At least that’s what Ashar Baig, a research director at Gigaom predicts. He provided his view on the near future and the recent past of cloud services at the recent ITEXPO in Las Vegas, Nevada. (more…)
High-Fiber Salad Bar May Help Lagomorphs Survive Climate Change
In some mountain ranges, Earth’s warming climate is driving rabbit relatives known as pikas to higher elevations or wiping them out. But University of Utah biologists discovered that roly-poly pikas living in rockslides near sea level in Oregon can survive hot weather by eating more moss than any other mammal.
“Our work shows pikas can eat unusual foods like moss to persist in strange environments,” says biology professor Denise Dearing, senior author of the new study, published online on Dec. 18, 2013 in the February 2014 issue of Journal of Mammalogy. “It suggests that they may be more resistant to climate change than we thought.” (more…)
SAN FRANCISCO — In the search for rogue nukes, researchers have discovered an unlikely tool: astronomical radio telescopes.
Ohio State University researchers previously demonstrated another unlikely tool, when they showed that South Korean GPS stations detected telltale atmospheric disturbances from North Korea’s 2009 nuclear test.
Both techniques were born out of the discovery that underground nuclear explosions leave their mark—on the outer reaches of Earth’s atmosphere. (more…)
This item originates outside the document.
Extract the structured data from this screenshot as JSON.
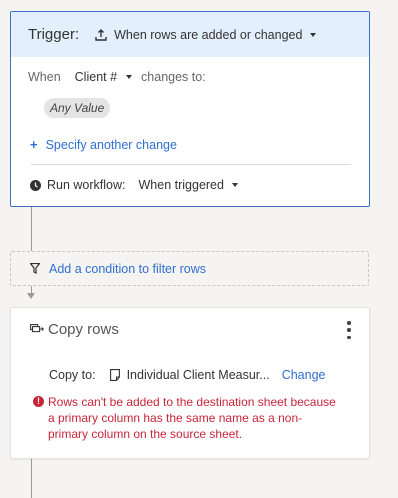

A joint effort of citizen scientists and professional astronomers has led to the first reported case of a planet orbiting twin suns that in turn is orbited by a second distant pair of stars.
Aided by volunteers using the Planethunters.org website, a Yale-led international team of astronomers identified and confirmed discovery of the phenomenon, called a circumbinary planet in a four-star system.
Only six planets are known to orbit two stars, according to researchers, and none of these are orbited by distant stellar companions. (more…)
Peter Willis and his team of researchers at NASA’s Jet Propulsion Laboratory in Pasadena, Calif., had a problem. Actually, more like they had a solution that needed a problem. Confused? Let’s let Peter give it a shot…
“My team and I came up with a new lab on a chip,” said Willis, a scientist at JPL’s Microdevices Lab. “It essentially miniaturizes an automated sample processing and analysis instrument that could be put aboard future spacecraft and sent to distant planets, moons and asteroids. One challenge we have is finding new and interesting samples to try our chip on.” (more…)
Thanks to the generosity of three professional meteorite hunters, the UA Lunar and Planetary Laboratory will own three samples of a rare kind of meteorite leftover from the earliest beginnings of the solar system.
To the untrained eye, the black, smooth-edged lump that is sitting under a glass cover looks similar to a piece of charcoal. But to scientists Dante Lauretta and Ed Beshore from the University of Arizona Lunar and Planetary Laboratory, it is one of the most intriguing stones they have ever seen.
“This meteorite is the oldest rock you’ll ever find on Earth. In fact, it formed 50 to 60 million years before the Earth even existed,” said Lauretta, who is a professor of planetary science and principal investigator of NASA’s OSIRIS-REx mission, which will send a spacecraft to return a sample from an asteroid in 2023. (more…)